Title: Supermensch:The Legend of Shep Gordon
Director: Mike Myers
Major Players: Shep Gordon, Mike Myers, Alice Cooper et al
Out Of Five: 3
It’s the 60s. A young Shep Gordon checks into an LA motel and takes “a little acid.” He comes round to the sound of what he thinks is a young woman being raped at the poolside and rushes out to intervene. It turns out that the sex is consensual and Shep gets punched in the face. The following day he meets the woman again. She’s Janis Joplin, her lover is Jimi Hendrix – and Shep becomes their manager.
It’s a good story – and Gordon is full of them. So full, that it’s surprising that nobody’s made a documentary about him until now. But, as the best connected manager in Hollywood, he tends to shun the direct glare of the limelight, preferring a little of his clients’ fame to rub off on him. Which is why we see him in so many celebrity-packed photographs. And now one of those celebrities, Mike Myers, has committed his life and stories to film in Supermensch:The Legend of Shep Gordon.
Question one. Supermensch? In Yiddish, a mensch is a person of integrity and truth – the film takes the trouble to explain.
Question two. Shep Gordon? Essentially, he’s probably the best connected manager in the entertainment business. He started as a music manager, extended into the movies and finally invented a whole new beast called the celebrity chef.
He’s certainly the man you’d want as your manager, even though he’s semi-retired now – that “semi” is open to question – and anybody who is anybody knows him. Most of them have been clients at one time or another and many have become personal friends. The A list status of many of his clients – Michael Douglas, Sylvester Stallone et al – says it all about his abilities as a manager, although it’s never discussed in any detail in the film. But what’s clear is that he does business with such charm and good humour that he could cut the toughest deal in the world with somebody and they’d walk away laughing, feeling that he’d done them a favour!
Unsurprisingly, Myers is also a client and friend, so this is an affectionate and funny portrait of his mentor. Which isn’t difficult. Gordon is enormously engaging, entertaining, full of those great stories and has a great laugh. It’s spontaneous, infectious, often directed at himself and is frequently impersonated, especially by Myers himself, who is just one of the many of film’s talking heads. But the emphasis is on showing just how great Shep is so, as well as all his stories which often involve copious amounts of drink and drugs, we’re left in no doubt about his personal generosity. One of his long-term girlfriends, Winona, had a daughter called Mia. When Winona’s relationship with Shep came to an end, he didn’t hear from her for 15 years, then she phoned to say Mia had died. At the funeral, he realises that Mia had several children, so he buys them a house and sets them up in Winona’s care. He’s still their honorary grandfather and it’s the closest he’s come to having children. Despite an enviable life, his wish for children of his own is still an empty corner.

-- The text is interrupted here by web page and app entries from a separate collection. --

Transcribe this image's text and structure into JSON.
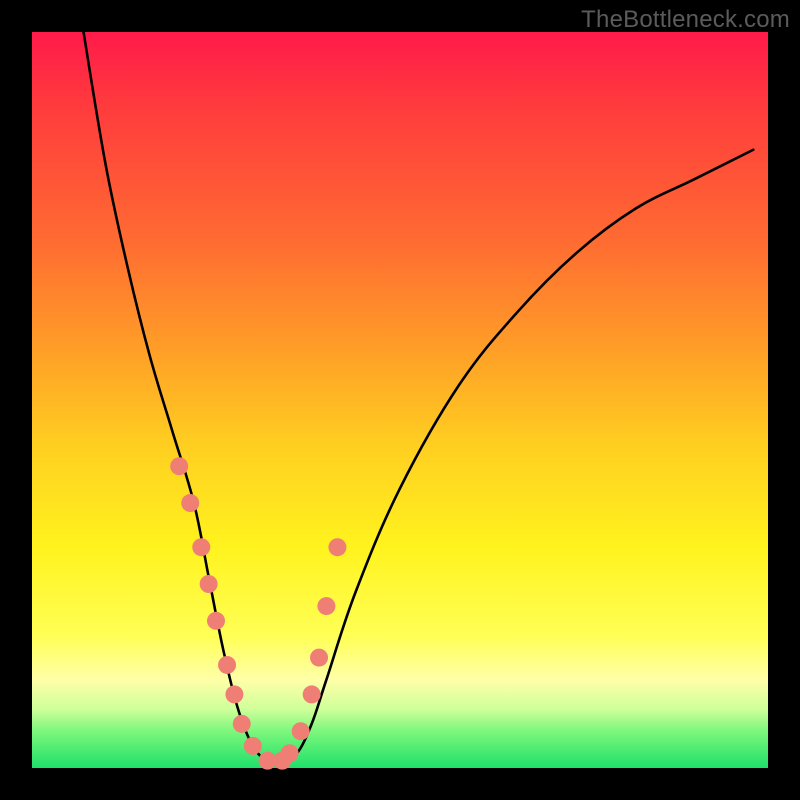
{
  "watermark": "TheBottleneck.com",
  "colors": {
    "frame_bg": "#000000",
    "curve": "#000000",
    "marker": "#ef7f74",
    "gradient_top": "#ff1a4a",
    "gradient_bottom": "#1ee06a"
  },
  "chart_data": {
    "type": "line",
    "title": "",
    "xlabel": "",
    "ylabel": "",
    "xlim": [
      0,
      100
    ],
    "ylim": [
      0,
      100
    ],
    "legend": false,
    "grid": false,
    "notes": "V-shaped bottleneck curve on rainbow gradient. y≈100 denotes severe bottleneck (red), y≈0 denotes no bottleneck (green). Trough near x≈28–36.",
    "series": [
      {
        "name": "vcurve",
        "x": [
          7,
          10,
          13,
          16,
          19,
          22,
          24,
          26,
          28,
          30,
          32,
          34,
          36,
          38,
          40,
          44,
          50,
          58,
          66,
          74,
          82,
          90,
          98
        ],
        "values": [
          100,
          82,
          68,
          56,
          46,
          36,
          26,
          16,
          8,
          3,
          1,
          1,
          2,
          6,
          12,
          24,
          38,
          52,
          62,
          70,
          76,
          80,
          84
        ]
      }
    ],
    "markers": {
      "name": "highlight-points",
      "x": [
        20,
        21.5,
        23,
        24,
        25,
        26.5,
        27.5,
        28.5,
        30,
        32,
        34,
        35,
        36.5,
        38,
        39,
        40,
        41.5
      ],
      "values": [
        41,
        36,
        30,
        25,
        20,
        14,
        10,
        6,
        3,
        1,
        1,
        2,
        5,
        10,
        15,
        22,
        30
      ]
    }
  }
}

If you didn’t know that Mike Myers was behind the camera, it wouldn’t be difficult to tell. The pseudo-psychedelic poster, the references to Canada and Canadians, the deliberately hammy re-constructions which almost wink at the camera, the frantic Tom and Jerry style music, the cartoon graphics ….. they all hark back to Austin Powers.
In essence, Myers has followed the standard advice for somebody starting out, this time in directing – creating something based on what he knows. In Shep Gordon, he has a great subject – engaging, happy to talk and full of great anecdotes. No especially salacious stories, though, just funny ones. And you sense that both of them enjoyed the whole experience from start to finish.
Supermensch:The Legend of Shep Gordon is released at selected cinemas on Friday, 18 July. http://www.supermenschthemovie.com